Dataset rows for apps and sites

+--

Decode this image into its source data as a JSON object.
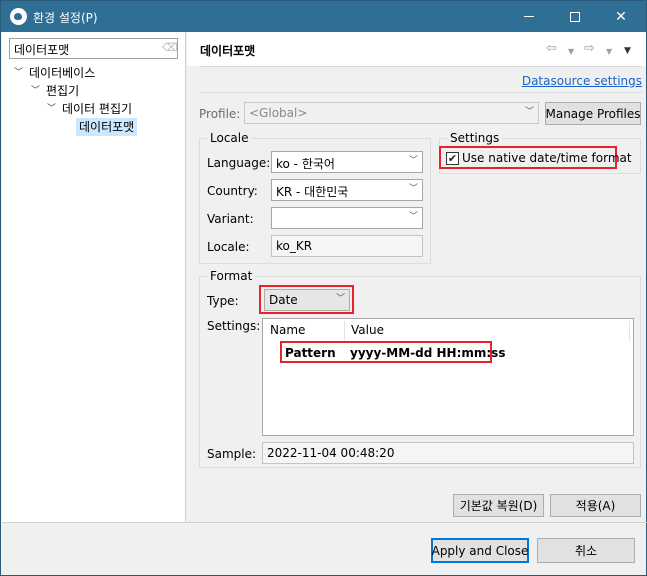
{
  "window": {
    "title": "환경 설정(P)"
  },
  "filter": {
    "value": "데이터포맷"
  },
  "tree": [
    {
      "label": "데이터베이스"
    },
    {
      "label": "편집기"
    },
    {
      "label": "데이터 편집기"
    },
    {
      "label": "데이터포맷"
    }
  ],
  "page": {
    "title": "데이터포맷",
    "datasource_link": "Datasource settings"
  },
  "profile": {
    "label": "Profile:",
    "value": "<Global>",
    "manage_button": "Manage Profiles"
  },
  "locale": {
    "title": "Locale",
    "language_label": "Language:",
    "language_value": "ko - 한국어",
    "country_label": "Country:",
    "country_value": "KR - 대한민국",
    "variant_label": "Variant:",
    "variant_value": "",
    "locale_label": "Locale:",
    "locale_value": "ko_KR"
  },
  "settings": {
    "title": "Settings",
    "native_label": "Use native date/time format",
    "native_checked": true
  },
  "format": {
    "title": "Format",
    "type_label": "Type:",
    "type_value": "Date",
    "settings_label": "Settings:",
    "columns": [
      "Name",
      "Value"
    ],
    "rows": [
      {
        "name": "Pattern",
        "value": "yyyy-MM-dd HH:mm:ss"
      }
    ],
    "sample_label": "Sample:",
    "sample_value": "2022-11-04 00:48:20"
  },
  "buttons": {
    "restore_defaults": "기본값 복원(D)",
    "apply": "적용(A)",
    "apply_close": "Apply and Close",
    "cancel": "취소"
  },
  "colors": {
    "titlebar": "#2f6e95",
    "highlight": "#e8222c",
    "link": "#1a64c8",
    "selection": "#cce8ff"
  }
}
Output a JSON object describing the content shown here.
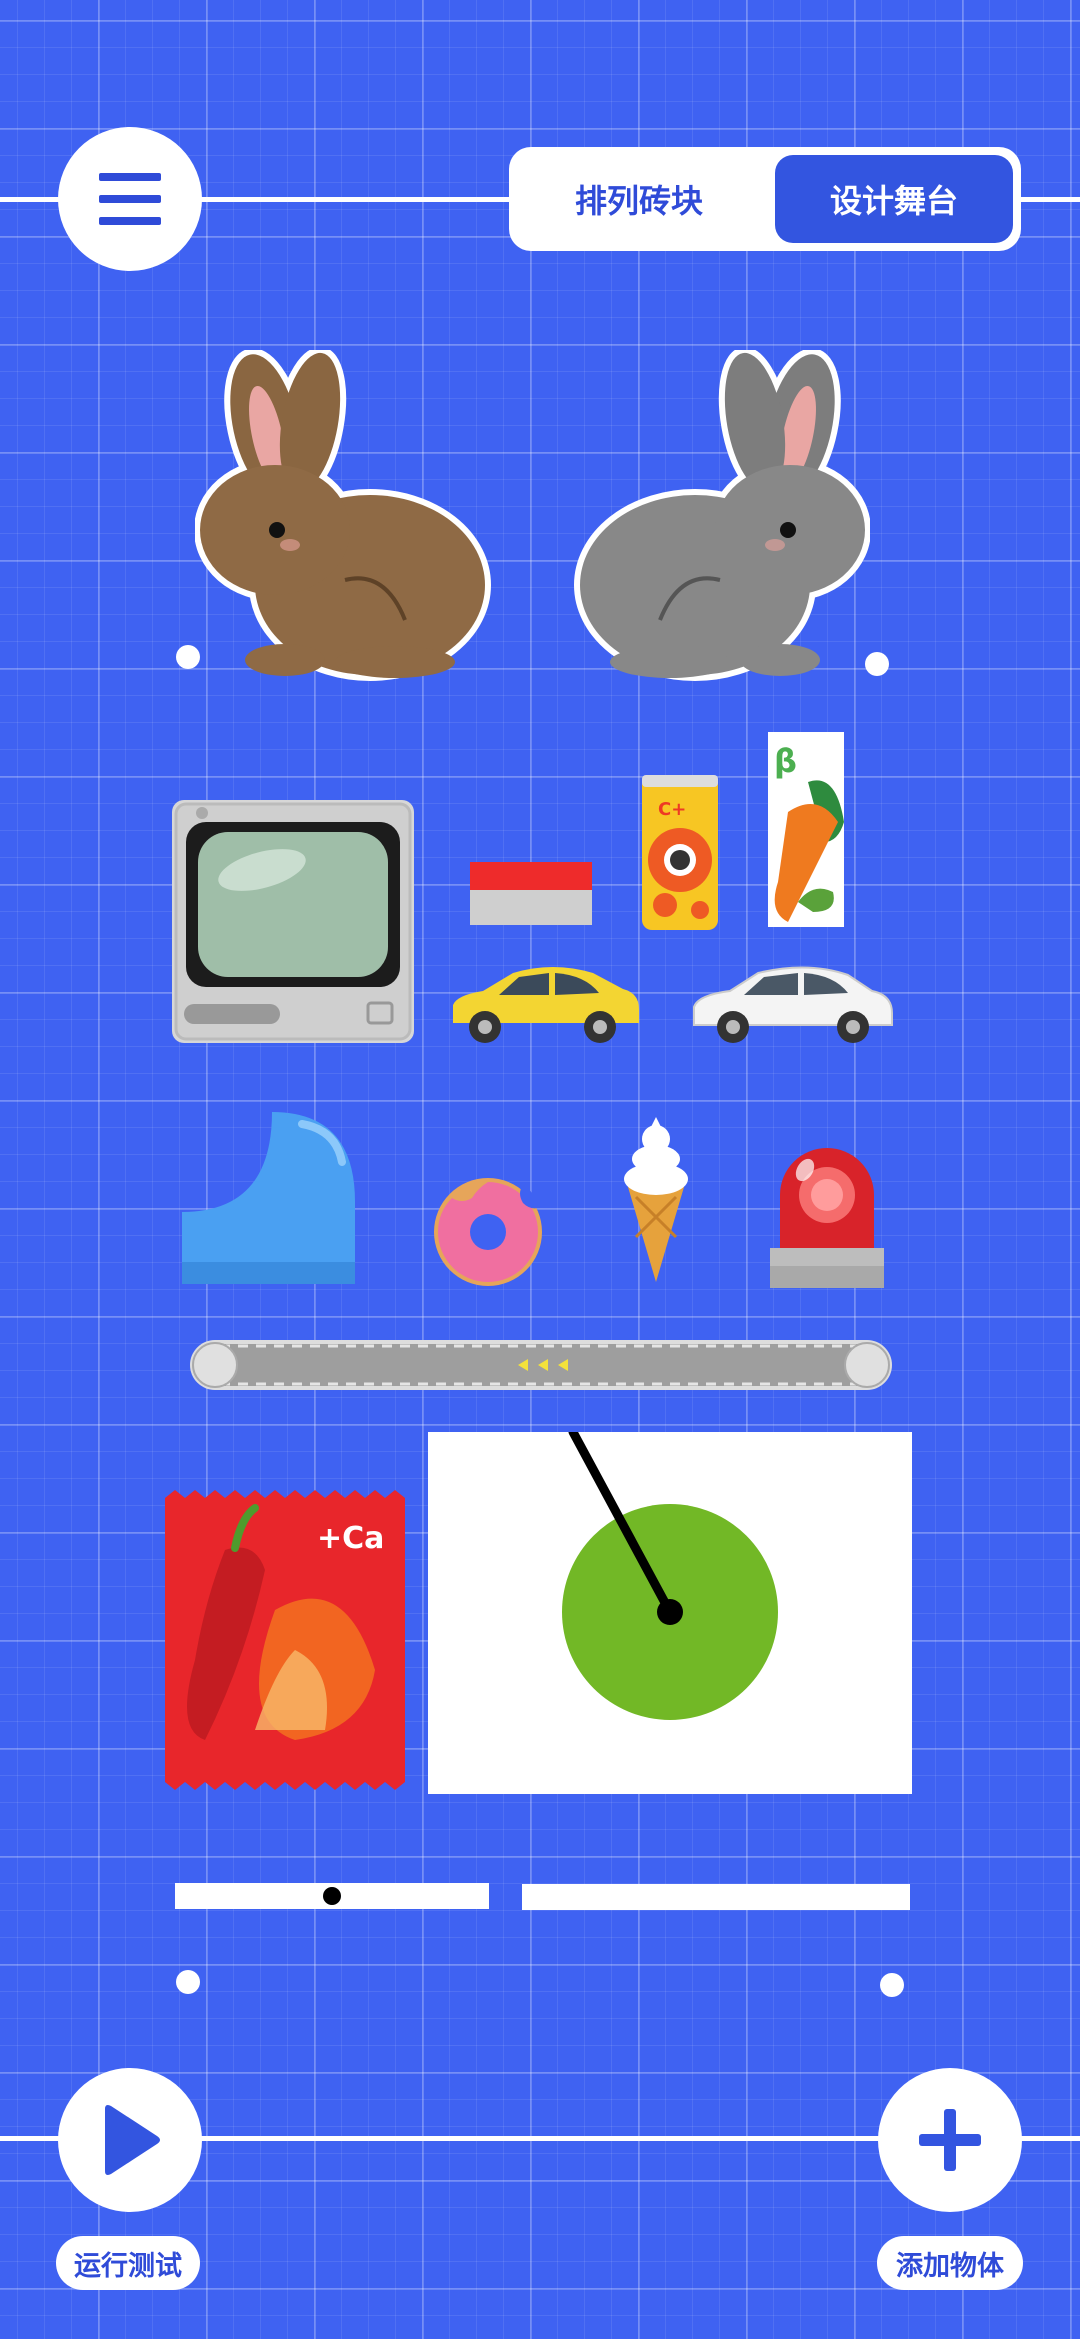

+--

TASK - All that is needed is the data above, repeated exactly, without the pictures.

ANSWER FOR THE TASK -
Decode this image into its source data as a JSON object.
{
  "window": {
    "title": "환경 설정(P)"
  },
  "filter": {
    "value": "데이터포맷"
  },
  "tree": [
    {
      "label": "데이터베이스"
    },
    {
      "label": "편집기"
    },
    {
      "label": "데이터 편집기"
    },
    {
      "label": "데이터포맷"
    }
  ],
  "page": {
    "title": "데이터포맷",
    "datasource_link": "Datasource settings"
  },
  "profile": {
    "label": "Profile:",
    "value": "<Global>",
    "manage_button": "Manage Profiles"
  },
  "locale": {
    "title": "Locale",
    "language_label": "Language:",
    "language_value": "ko - 한국어",
    "country_label": "Country:",
    "country_value": "KR - 대한민국",
    "variant_label": "Variant:",
    "variant_value": "",
    "locale_label": "Locale:",
    "locale_value": "ko_KR"
  },
  "settings": {
    "title": "Settings",
    "native_label": "Use native date/time format",
    "native_checked": true
  },
  "format": {
    "title": "Format",
    "type_label": "Type:",
    "type_value": "Date",
    "settings_label": "Settings:",
    "columns": [
      "Name",
      "Value"
    ],
    "rows": [
      {
        "name": "Pattern",
        "value": "yyyy-MM-dd HH:mm:ss"
      }
    ],
    "sample_label": "Sample:",
    "sample_value": "2022-11-04 00:48:20"
  },
  "buttons": {
    "restore_defaults": "기본값 복원(D)",
    "apply": "적용(A)",
    "apply_close": "Apply and Close",
    "cancel": "취소"
  },
  "colors": {
    "titlebar": "#2f6e95",
    "highlight": "#e8222c",
    "link": "#1a64c8",
    "selection": "#cce8ff"
  }
}
Output a JSON object describing the content shown here.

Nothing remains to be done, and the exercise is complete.